We can poke holes in diet strategies and nutritional myths all day. But I’d rather give you an actionable plan that will deliver the results you are looking for. For the next 100 days, follow the nutrient quality/type plan. Simply eat high quality foods for every meal without exception. No other rules about meal timing, number of meals per day, how many hours between meals apply. You can keep an eye on quantities so they don’t get out of control but don’t stress about it either. It’s that simple. But I know you want to make it complicated so here is your FAQ answered below.
Q: When you say “100 Days” and “without exception” you still mean that I can have a cheat meal per week, right?
A: No. This is 100 days of absolute compliance. No cheats. No work arounds.
Q: But I’ve read a lot about how willpower is finite and that I shouldn’t restrict myself or my cravings will increase.
A: Listen, I’m not saying that isn’t true. Nor am I saying that 100 days of compliance isn’t really challenging. Undoubtedly it is. But it’s not impossible. I’ve done it myself. And for a lot longer than 100 days. And so have a lot of other people I know. There are a lot of people doing a lot harder things right now than not eating cupcakes for 3 months. Get some perspective.
Q: Well now you just sound mean.
A: This approach is simple, not easy. If you give yourself room to falter you will not get the results you want. And for most of you, spending 100 days eating nutrient-dense foods will reward you in many, many ways. Consider all the time you’ve spent trying different nutritional hacks only to end up disappointed and frustrated. It’s probably added up to a lot more than 100 days.

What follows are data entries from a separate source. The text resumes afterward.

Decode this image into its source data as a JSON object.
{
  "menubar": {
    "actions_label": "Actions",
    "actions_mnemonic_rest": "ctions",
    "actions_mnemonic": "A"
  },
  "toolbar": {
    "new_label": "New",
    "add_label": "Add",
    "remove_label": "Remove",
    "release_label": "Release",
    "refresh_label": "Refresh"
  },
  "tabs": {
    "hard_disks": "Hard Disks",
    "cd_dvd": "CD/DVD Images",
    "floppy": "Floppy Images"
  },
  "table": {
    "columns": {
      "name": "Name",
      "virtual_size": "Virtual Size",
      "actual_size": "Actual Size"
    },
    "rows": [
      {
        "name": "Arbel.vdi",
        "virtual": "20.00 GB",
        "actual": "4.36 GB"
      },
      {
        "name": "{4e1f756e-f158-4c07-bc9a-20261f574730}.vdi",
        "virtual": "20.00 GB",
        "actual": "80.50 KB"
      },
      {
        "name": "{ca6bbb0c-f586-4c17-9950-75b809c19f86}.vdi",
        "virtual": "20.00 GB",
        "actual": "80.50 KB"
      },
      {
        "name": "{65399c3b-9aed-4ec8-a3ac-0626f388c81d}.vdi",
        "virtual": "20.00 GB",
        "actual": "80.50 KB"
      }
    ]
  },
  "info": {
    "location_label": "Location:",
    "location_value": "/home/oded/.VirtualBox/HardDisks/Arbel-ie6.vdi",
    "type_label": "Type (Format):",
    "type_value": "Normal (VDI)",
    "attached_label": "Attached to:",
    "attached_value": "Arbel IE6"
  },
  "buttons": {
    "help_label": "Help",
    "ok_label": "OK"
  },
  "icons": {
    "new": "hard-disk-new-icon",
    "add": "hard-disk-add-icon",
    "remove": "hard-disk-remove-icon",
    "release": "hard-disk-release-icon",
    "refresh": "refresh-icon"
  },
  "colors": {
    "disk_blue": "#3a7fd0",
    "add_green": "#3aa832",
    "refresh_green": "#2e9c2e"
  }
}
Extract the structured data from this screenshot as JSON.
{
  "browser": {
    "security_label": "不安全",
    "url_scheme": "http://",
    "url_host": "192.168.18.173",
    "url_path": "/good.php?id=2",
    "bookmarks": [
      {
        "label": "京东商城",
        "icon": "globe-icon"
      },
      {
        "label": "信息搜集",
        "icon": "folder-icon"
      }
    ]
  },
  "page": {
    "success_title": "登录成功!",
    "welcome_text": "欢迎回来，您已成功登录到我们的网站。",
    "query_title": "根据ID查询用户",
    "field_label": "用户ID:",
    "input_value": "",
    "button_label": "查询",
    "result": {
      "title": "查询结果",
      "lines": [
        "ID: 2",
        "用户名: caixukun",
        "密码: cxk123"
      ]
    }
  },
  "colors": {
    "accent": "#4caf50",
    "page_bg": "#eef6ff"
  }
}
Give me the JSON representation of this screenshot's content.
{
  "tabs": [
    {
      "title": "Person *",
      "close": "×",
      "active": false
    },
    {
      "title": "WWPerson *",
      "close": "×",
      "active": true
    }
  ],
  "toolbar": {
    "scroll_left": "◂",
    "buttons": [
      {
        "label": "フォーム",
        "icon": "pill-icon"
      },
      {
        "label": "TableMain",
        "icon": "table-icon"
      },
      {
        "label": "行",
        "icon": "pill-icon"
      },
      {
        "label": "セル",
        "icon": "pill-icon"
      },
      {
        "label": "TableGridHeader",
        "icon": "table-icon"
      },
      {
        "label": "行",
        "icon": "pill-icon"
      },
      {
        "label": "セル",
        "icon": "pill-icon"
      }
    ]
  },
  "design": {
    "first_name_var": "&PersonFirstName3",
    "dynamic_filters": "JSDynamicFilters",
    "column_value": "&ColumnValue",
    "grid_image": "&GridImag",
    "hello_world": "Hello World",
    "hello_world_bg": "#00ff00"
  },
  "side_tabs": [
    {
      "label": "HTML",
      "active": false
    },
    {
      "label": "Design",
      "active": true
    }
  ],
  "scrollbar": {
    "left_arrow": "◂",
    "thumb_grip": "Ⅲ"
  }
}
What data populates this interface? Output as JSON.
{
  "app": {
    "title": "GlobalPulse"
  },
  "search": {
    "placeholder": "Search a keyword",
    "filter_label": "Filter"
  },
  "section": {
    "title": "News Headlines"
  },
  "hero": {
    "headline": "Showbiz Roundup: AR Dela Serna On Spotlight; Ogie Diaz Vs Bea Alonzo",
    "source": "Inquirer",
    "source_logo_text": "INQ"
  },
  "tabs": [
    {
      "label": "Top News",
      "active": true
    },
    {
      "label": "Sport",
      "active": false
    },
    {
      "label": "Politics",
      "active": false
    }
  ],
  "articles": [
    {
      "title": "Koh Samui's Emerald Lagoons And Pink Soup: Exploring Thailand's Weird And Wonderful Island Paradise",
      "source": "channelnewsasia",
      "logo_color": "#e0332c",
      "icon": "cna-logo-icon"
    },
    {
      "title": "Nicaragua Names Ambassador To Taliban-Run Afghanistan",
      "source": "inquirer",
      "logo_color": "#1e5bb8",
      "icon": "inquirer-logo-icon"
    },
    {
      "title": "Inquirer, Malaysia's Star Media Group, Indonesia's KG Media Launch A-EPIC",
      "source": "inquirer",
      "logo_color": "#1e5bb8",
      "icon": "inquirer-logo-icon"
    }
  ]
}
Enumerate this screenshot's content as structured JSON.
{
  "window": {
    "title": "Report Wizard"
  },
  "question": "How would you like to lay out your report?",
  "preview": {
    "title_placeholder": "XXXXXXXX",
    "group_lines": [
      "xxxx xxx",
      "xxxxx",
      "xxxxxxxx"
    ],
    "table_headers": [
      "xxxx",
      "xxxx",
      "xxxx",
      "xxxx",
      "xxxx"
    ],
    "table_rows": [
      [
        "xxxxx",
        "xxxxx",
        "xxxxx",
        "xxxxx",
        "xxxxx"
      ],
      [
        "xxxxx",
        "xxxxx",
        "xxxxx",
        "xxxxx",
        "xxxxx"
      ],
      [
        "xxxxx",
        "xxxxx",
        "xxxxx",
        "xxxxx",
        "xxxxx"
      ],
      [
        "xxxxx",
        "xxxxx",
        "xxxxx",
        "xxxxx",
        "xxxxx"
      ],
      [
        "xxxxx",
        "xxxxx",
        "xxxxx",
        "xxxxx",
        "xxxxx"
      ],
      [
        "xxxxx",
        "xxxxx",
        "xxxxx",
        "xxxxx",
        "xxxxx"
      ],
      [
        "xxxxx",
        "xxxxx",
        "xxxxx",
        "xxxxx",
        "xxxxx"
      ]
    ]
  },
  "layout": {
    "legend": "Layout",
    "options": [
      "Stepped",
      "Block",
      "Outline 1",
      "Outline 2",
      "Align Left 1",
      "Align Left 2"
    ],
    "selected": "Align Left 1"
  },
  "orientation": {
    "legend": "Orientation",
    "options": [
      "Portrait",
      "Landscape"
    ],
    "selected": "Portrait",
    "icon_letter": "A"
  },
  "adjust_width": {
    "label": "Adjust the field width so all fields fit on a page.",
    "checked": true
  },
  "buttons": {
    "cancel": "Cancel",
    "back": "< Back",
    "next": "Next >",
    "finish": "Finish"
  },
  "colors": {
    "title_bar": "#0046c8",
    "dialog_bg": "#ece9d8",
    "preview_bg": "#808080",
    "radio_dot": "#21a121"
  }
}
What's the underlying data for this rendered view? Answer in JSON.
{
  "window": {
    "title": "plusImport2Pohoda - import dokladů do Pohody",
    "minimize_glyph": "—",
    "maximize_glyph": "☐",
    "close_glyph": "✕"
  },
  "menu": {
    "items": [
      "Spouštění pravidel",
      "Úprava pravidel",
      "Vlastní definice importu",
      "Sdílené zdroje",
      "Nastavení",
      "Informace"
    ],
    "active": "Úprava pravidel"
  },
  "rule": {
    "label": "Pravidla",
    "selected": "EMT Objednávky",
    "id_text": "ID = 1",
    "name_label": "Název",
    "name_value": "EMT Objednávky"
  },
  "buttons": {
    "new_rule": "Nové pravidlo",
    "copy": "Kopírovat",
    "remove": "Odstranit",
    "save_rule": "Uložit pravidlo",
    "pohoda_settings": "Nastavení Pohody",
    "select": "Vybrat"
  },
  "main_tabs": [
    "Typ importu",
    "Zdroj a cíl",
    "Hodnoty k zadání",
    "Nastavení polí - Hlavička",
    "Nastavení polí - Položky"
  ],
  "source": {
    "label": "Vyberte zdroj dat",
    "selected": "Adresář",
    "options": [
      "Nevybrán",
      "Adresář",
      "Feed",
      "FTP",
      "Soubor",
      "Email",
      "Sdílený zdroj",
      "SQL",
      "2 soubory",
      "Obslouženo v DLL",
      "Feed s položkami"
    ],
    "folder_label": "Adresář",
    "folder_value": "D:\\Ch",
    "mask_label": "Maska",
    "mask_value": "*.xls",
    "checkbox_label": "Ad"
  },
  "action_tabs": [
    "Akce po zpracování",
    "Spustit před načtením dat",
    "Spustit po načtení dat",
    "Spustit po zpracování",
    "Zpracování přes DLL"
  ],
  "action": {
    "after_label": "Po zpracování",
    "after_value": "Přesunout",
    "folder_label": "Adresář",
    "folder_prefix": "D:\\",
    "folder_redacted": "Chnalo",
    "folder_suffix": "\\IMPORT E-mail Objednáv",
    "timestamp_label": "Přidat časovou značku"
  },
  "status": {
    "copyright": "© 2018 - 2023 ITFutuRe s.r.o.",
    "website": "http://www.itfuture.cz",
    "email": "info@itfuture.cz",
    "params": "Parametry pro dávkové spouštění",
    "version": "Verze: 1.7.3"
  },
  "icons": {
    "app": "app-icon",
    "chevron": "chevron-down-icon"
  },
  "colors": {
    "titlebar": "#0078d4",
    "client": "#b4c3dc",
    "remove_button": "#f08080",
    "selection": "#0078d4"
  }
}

Pick a day and simply start. Yes, the first few days will be difficult. You may develop a headache. You’ll certainly have cravings. But something almost magical happens if you can survive the first 72 hours or so. You almost get euphoric. And your body will reward you with treating it so well by looking more like you want it to look. You are also likely to see your health markers greatly improve.
Nutrition can actually be a complicated and fascinating subject. Certainly one that is worthy of more than 2207 words. But nutrition in relation to body composition is actually quite simple. Spend the next 100 days not eating any bullshit and your body composition has no choice but to improve.
Take that, Aunt Miriam.